The film is never hard to follow because Mel Gibson produced and co-wrote it. And if there’s one thing that we can ascertain from Gibson’s background as an actor, director, producer, and writer it’s that he’s greatly adept at excellent story structure. Braveheart (1995) and Apocalypto (2006) are just two other great examples of his ability to tell a story well. Get the Gringo goes for the throat utilizing great tongue-in-cheek humor, bloody violence, and a really awesome third act, It simultaneously tells several stories at the same time, never confuses them, and delivers closure to every story aspect that was started.

Gibson also delivers a good performance here, one reminiscent of his character from Payback. As Driver, he plays the criminal/con man with great confidence and knows when to (sort of) look at the camera in order to wink at the audience during moments when Driver is acting. As a result, we understand when he’s actually scared and when he’s just pretending. That nuance in Gibson’s performance is repeated several times and works each and every time.

Lastly, this film is some kind of awesome. There’s a daytime shootout in the main streets of the prison that’s shot in slow motion, and is reminiscent of Peckinpah’s The Wild Bunch (1969), and there’s an organ transplant that takes place during a nighttime raid. There is a terrific amount of coolness to the overall film, as everything is eventually explained (to one degree or another) and also, all of the performances either are really good or great.

I’ve watched Get the Gringo twice and will definitely be watching it again in the near future. It’s a lot of fun; most of what’s shown and the happenings that transpire are awesome; and, most importantly Mel Gibson is back and with a big bang. I don’t care who he is in the real world as long as he continues to deliver terrific films like this one.

The disc special features include Get the Gringo: a Look Inside; “El Corrido del Gringo” music video; and three on-set featurettes.

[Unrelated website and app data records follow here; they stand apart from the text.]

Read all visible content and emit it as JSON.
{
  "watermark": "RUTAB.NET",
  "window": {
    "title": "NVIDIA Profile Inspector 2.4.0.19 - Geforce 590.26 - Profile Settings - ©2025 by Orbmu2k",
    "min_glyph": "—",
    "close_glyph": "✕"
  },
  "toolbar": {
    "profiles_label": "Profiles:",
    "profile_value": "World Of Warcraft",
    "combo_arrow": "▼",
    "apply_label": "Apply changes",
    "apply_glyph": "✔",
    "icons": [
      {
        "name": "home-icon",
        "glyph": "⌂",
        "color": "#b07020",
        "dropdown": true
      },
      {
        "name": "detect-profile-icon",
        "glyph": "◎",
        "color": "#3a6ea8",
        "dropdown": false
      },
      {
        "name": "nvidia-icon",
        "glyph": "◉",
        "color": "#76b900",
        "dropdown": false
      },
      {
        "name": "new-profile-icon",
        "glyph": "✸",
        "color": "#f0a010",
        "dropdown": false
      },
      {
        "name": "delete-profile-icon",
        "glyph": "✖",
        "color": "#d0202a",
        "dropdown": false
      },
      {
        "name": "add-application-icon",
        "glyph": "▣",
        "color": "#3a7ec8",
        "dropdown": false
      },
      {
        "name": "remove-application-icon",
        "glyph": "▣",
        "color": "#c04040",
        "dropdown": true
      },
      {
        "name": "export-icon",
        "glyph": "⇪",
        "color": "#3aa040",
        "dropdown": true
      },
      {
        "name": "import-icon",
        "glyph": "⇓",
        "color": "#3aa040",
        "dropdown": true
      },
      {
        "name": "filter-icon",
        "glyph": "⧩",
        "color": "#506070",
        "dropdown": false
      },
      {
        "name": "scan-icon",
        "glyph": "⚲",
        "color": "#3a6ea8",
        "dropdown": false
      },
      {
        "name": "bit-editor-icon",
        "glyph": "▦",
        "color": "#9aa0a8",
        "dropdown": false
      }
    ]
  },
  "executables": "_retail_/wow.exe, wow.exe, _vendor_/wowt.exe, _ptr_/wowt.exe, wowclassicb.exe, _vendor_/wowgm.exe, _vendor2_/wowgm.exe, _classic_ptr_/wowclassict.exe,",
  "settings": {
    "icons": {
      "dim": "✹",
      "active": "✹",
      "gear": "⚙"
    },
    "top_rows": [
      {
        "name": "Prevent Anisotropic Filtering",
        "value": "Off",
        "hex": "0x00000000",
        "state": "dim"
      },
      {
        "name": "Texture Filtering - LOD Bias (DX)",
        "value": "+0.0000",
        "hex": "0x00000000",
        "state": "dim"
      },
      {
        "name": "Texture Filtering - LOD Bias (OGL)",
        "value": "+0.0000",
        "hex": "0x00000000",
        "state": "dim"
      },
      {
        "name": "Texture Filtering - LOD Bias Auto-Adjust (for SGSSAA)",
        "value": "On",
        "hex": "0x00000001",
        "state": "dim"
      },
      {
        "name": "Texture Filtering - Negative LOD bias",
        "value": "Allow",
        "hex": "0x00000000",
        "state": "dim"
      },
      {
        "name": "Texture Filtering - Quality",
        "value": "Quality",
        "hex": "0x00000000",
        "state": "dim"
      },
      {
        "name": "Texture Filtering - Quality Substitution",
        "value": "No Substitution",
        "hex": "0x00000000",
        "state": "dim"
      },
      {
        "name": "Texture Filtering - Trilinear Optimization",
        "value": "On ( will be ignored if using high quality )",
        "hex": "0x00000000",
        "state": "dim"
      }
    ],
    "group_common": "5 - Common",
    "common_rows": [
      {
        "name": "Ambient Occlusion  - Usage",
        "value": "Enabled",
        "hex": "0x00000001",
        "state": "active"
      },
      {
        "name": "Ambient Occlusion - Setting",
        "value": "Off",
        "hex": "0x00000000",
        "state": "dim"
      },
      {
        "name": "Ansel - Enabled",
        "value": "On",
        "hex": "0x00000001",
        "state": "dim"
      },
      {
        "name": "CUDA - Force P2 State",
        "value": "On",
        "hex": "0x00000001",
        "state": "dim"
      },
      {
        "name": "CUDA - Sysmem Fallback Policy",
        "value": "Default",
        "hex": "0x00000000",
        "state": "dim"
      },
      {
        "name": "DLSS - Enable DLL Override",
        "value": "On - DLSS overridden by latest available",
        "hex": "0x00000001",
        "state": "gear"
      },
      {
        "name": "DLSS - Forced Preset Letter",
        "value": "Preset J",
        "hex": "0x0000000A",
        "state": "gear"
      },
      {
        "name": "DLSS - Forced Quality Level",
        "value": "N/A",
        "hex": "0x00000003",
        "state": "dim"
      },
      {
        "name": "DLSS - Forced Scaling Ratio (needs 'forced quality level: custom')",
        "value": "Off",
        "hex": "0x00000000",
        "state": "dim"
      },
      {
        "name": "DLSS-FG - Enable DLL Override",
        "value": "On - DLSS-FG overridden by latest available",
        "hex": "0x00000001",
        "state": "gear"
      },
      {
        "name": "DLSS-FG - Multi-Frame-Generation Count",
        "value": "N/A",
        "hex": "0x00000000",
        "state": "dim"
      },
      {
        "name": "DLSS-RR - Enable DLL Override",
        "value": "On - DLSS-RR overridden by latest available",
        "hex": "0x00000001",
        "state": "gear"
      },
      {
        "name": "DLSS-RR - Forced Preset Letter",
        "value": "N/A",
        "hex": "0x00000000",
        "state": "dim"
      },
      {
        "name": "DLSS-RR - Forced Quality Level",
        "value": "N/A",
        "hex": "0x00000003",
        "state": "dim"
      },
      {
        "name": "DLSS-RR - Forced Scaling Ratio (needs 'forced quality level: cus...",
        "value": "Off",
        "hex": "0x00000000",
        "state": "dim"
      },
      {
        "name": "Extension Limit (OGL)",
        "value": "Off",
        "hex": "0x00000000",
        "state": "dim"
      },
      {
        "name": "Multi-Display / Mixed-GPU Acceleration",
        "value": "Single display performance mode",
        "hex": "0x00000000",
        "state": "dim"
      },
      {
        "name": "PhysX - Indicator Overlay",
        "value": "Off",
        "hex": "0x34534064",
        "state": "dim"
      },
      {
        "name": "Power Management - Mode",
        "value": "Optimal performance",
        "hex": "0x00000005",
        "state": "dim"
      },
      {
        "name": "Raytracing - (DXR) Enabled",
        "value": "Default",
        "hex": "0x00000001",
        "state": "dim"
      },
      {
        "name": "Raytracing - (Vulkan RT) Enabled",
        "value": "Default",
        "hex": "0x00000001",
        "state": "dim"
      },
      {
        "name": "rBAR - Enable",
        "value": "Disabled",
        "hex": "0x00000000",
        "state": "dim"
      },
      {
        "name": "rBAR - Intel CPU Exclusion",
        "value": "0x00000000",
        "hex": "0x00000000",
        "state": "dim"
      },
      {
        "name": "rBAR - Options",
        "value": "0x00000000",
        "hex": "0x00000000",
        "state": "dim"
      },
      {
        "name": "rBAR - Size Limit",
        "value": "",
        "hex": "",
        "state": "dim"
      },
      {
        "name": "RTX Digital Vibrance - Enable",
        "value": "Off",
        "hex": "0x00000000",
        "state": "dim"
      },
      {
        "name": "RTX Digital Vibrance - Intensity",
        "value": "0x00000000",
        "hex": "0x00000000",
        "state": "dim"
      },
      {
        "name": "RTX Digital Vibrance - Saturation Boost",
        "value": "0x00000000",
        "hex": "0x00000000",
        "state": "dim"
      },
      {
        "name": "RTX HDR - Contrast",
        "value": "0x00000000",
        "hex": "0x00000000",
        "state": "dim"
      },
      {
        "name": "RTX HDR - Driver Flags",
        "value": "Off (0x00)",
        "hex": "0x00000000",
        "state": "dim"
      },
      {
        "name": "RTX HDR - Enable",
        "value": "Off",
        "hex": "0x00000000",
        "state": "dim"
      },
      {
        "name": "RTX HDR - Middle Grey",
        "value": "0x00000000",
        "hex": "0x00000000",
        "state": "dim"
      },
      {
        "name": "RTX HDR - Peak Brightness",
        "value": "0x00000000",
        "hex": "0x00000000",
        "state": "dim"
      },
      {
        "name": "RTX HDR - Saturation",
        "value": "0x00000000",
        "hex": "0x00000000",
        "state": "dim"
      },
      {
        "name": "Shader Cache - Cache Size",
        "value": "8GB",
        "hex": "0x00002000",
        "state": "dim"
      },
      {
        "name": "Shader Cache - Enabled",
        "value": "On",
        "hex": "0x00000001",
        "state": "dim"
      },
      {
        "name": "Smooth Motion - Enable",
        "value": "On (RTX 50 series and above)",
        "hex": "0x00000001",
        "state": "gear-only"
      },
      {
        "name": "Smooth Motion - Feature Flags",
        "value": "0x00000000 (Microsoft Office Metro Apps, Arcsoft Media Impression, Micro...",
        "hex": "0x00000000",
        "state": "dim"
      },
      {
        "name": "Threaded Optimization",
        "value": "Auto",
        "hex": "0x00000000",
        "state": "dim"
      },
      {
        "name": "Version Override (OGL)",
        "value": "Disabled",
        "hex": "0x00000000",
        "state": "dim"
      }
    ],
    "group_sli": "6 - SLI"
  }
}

Other new releases this week: 4:44 Last Day on Earth, Casa de Mi Padre, Friends with Kids, Lockout, Salmon Fishing in the Yemen

Last week’s releases: American Reunion, Being Flynn, The Flowers of War, Margaret, Senna, The Three Stooges